EXERCISE BRIEF =
Count the lines in the data below that include the word "bookmark", then state the total and nothing besides.
── DATA TO USE
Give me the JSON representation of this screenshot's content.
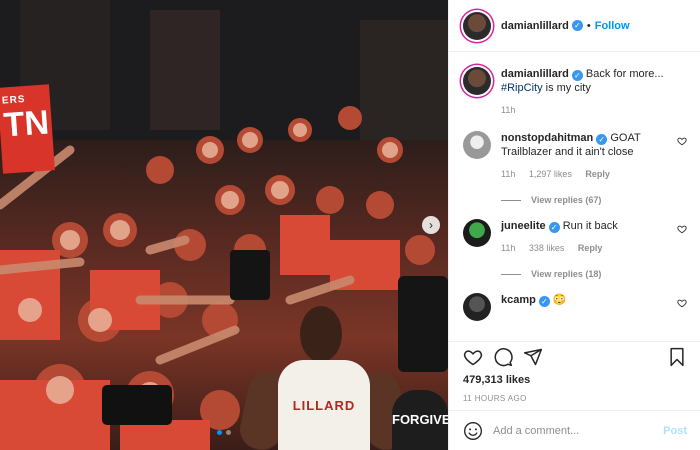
{
  "post": {
    "author": "damianlillard",
    "follow_label": "Follow",
    "separator": "•",
    "photo": {
      "sign_text": "TN",
      "sign_small": "ERS",
      "jersey_name": "LILLARD",
      "shirt_text": "FORGIVE",
      "next_icon": "›",
      "slides": 2,
      "active_slide": 0
    }
  },
  "caption": {
    "username": "damianlillard",
    "text_before": "Back for more...",
    "hashtag": "#RipCity",
    "text_after": " is my city",
    "time": "11h"
  },
  "comments": [
    {
      "username": "nonstopdahitman",
      "verified": true,
      "text": "GOAT Trailblazer and it ain't close",
      "time": "11h",
      "likes": "1,297 likes",
      "reply_label": "Reply",
      "view_replies": "View replies (67)"
    },
    {
      "username": "juneelite",
      "verified": true,
      "text": "Run it back",
      "time": "11h",
      "likes": "338 likes",
      "reply_label": "Reply",
      "view_replies": "View replies (18)"
    },
    {
      "username": "kcamp",
      "verified": true,
      "text": "😳",
      "time": "",
      "likes": "",
      "reply_label": "",
      "view_replies": ""
    }
  ],
  "actions": {
    "icons": [
      "heart-icon",
      "comment-icon",
      "share-icon",
      "bookmark-icon"
    ],
    "likes": "479,313 likes",
    "timestamp": "11 HOURS AGO"
  },
  "composer": {
    "placeholder": "Add a comment...",
    "post_label": "Post",
    "emoji_icon": "smile-icon"
  },
  "colors": {
    "accent": "#0095f6",
    "verified": "#3897f0",
    "hashtag": "#00376b",
    "muted": "#8e8e8e",
    "post_disabled": "#b2dffc"
  }
}
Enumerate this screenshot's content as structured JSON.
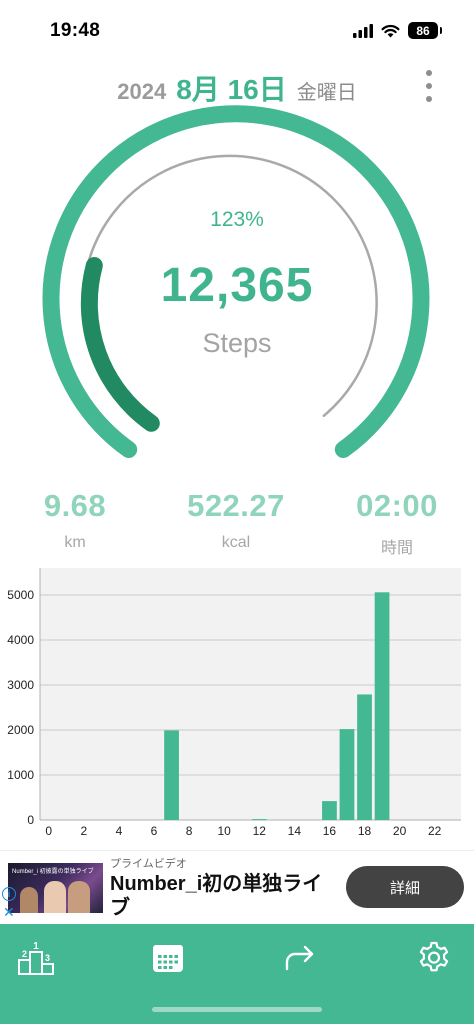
{
  "status_bar": {
    "time": "19:48",
    "battery": "86",
    "icons": [
      "signal-icon",
      "wifi-icon",
      "battery-icon"
    ]
  },
  "header": {
    "year": "2024",
    "date": "8月 16日",
    "weekday": "金曜日"
  },
  "gauge": {
    "percent": "123%",
    "steps": "12,365",
    "unit": "Steps",
    "progress": 1.23
  },
  "stats": [
    {
      "value": "9.68",
      "unit": "km"
    },
    {
      "value": "522.27",
      "unit": "kcal"
    },
    {
      "value": "02:00",
      "unit": "時間"
    }
  ],
  "chart_data": {
    "type": "bar",
    "x": [
      0,
      1,
      2,
      3,
      4,
      5,
      6,
      7,
      8,
      9,
      10,
      11,
      12,
      13,
      14,
      15,
      16,
      17,
      18,
      19,
      20,
      21,
      22,
      23
    ],
    "values": [
      0,
      0,
      0,
      0,
      0,
      0,
      0,
      1990,
      0,
      0,
      0,
      0,
      20,
      0,
      0,
      0,
      420,
      2020,
      2790,
      5060,
      0,
      0,
      0,
      0
    ],
    "x_ticks": [
      "0",
      "2",
      "4",
      "6",
      "8",
      "10",
      "12",
      "14",
      "16",
      "18",
      "20",
      "22"
    ],
    "y_ticks": [
      "0",
      "1000",
      "2000",
      "3000",
      "4000",
      "5000"
    ],
    "ylim": [
      0,
      5600
    ],
    "xlim": [
      -0.5,
      23.5
    ],
    "grid": true,
    "bar_color": "#43b892",
    "background": "#f2f2f2"
  },
  "ad": {
    "sponsor": "プライムビデオ",
    "title": "Number_i初の単独ライブ",
    "button_label": "詳細",
    "thumbnail_text": "Number_i 初披露の単独ライブ"
  },
  "tab_bar": {
    "tabs": [
      "ranking-icon",
      "calendar-icon",
      "share-icon",
      "settings-icon"
    ]
  },
  "colors": {
    "accent": "#3fb48e",
    "accent_dark": "#228a63",
    "tab_bar": "#43b892"
  }
}
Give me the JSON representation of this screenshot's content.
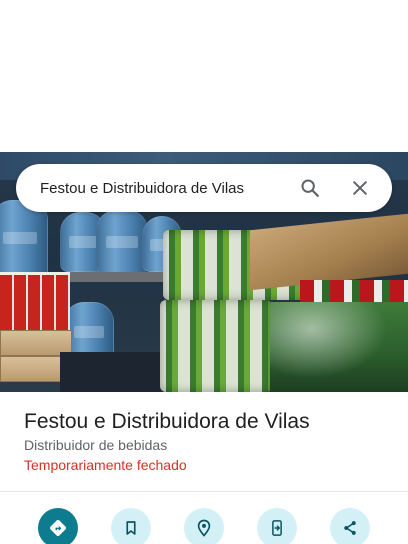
{
  "search": {
    "query": "Festou e Distribuidora de Vilas"
  },
  "place": {
    "name": "Festou e Distribuidora de Vilas",
    "category": "Distribuidor de bebidas",
    "status": "Temporariamente fechado"
  },
  "actions": [
    {
      "icon": "directions-icon"
    },
    {
      "icon": "save-bookmark-icon"
    },
    {
      "icon": "nearby-location-icon"
    },
    {
      "icon": "send-to-phone-icon"
    },
    {
      "icon": "share-icon"
    }
  ],
  "colors": {
    "primary_action": "#0e7c8f",
    "secondary_action_bg": "#d3f0f7",
    "status_closed": "#d93025"
  }
}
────
COMPLETED TASK =
2